Summer 2014: Theory Seminar
Donald Bren Hall, Room 4011, 1pm
July 2, 2014:

Shuffling Data into Cloud Oblivion

Roberto Tamassia, Brown University

Abstract: A shuffle is an algorithm for rearranging an array to achieve a random permutation of its elements. Early shuffle methods were motivated by the problem of shuffling a deck of cards. An oblivious shuffle is a distributed shuffle executed by a client who permutes an array of encrypted data items stored at a server in such a way that the server cannot determine the output permutation with probability better than a random guess. Several private cloud storage solutions that obfuscate the access pattern to the data use an oblivious shuffle as a fundamental building block. We present the Melbourne Shuffle, a simple and efficient oblivious shuffle that allows a client with O(√n) memory to obliviously shuffle an array of size n stored at a server by exchanging O(√n) messages of size O(√n). The Melbourne Shuffle is the first provably secure oblivious shuffle that is not based on sorting.

This talk is based on the paper “The Melbourne Shuffle: Improving Oblivious Storage in the Cloud” by Olga Ohrimenko, Michael Goodrich, Roberto Tamassia and Eli Upfal, International Colloquium on Automata, Languages and Programming (ICALP), 2014 (to appear).

Biography: Roberto Tamassia is the Plastech Professor of Computer Science and the Chair of the Department of Computer Science at Brown University. He is also the Director of Brown's Center for Geometric Computing. His research interests include data security and privacy, applied cryptography, analysis, design, and implementation of algorithms, graph drawing and computational geometry. He is an AAAS Fellow, ACM Fellow, and IEEE Fellow, and the recipient of a Technical Achievement Award from the IEEE Computer Society for pioneering the field of graph drawing. Thomson Reuters Highly Cited Research lists him among the most cited computer science authors.
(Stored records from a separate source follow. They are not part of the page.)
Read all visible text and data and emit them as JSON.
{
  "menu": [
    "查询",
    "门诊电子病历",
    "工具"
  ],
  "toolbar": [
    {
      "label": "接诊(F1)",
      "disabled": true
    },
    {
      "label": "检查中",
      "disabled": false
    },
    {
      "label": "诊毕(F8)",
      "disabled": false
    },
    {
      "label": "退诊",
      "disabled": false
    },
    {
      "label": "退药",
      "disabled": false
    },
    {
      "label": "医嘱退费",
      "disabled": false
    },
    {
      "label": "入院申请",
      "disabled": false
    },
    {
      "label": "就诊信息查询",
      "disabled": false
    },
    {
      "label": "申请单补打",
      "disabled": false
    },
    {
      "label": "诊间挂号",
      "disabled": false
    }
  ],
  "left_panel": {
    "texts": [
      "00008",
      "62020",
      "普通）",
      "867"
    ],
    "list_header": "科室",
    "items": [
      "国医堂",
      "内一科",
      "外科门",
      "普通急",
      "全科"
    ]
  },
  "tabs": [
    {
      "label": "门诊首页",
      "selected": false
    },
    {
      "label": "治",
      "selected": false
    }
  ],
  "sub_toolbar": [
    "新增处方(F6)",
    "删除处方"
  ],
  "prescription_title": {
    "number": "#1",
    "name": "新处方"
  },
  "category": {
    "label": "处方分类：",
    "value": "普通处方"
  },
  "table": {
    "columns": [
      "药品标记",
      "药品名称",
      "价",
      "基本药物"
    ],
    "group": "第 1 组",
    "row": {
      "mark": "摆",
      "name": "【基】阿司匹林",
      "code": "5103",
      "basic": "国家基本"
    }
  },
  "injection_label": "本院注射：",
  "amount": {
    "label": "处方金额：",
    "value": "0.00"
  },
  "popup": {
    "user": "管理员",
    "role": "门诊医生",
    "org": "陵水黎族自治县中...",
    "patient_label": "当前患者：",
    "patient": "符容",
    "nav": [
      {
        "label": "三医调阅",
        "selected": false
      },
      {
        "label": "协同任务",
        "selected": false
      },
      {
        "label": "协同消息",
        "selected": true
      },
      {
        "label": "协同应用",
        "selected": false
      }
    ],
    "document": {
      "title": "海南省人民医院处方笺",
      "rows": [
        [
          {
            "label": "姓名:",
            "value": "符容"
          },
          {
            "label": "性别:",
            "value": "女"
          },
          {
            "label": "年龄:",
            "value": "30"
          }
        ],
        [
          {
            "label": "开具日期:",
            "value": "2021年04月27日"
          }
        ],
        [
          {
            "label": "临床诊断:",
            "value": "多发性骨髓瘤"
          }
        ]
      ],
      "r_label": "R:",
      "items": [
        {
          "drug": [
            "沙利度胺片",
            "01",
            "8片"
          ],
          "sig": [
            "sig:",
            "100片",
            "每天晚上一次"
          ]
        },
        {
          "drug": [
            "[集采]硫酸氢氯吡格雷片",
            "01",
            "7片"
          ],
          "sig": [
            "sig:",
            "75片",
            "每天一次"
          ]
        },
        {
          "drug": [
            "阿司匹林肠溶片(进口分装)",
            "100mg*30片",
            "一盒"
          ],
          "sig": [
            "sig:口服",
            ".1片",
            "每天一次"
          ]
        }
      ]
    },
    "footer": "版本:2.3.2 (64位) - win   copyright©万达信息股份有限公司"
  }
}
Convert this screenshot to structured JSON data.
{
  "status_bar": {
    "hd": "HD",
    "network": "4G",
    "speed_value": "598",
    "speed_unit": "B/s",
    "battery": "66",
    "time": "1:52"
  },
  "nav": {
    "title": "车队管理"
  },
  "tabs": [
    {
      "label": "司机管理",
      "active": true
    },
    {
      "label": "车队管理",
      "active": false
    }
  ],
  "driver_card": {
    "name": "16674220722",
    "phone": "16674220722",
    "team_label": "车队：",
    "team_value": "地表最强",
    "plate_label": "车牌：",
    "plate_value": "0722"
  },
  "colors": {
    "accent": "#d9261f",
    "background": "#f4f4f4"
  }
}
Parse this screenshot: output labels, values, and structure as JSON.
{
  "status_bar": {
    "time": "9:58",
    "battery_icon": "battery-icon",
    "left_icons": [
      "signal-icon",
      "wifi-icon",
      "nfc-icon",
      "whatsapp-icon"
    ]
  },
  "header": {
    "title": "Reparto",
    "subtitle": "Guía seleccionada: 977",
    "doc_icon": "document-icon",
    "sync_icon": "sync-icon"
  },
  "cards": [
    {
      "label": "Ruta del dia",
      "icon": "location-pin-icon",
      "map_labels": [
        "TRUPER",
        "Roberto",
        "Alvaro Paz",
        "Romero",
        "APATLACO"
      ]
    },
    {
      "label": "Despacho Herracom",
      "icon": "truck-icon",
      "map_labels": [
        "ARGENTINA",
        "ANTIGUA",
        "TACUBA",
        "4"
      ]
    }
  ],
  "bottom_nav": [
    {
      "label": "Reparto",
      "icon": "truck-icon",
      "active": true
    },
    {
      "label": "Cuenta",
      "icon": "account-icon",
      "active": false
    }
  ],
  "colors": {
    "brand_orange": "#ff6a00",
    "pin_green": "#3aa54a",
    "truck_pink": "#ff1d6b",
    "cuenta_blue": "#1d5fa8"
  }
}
He co-founded the Journal of Graph Algorithms and Applications and the Symposium on Graph Drawing. He received a Ph.D. Electrical and Computer Engineering from the University of Illinois at Urbana-Champaign.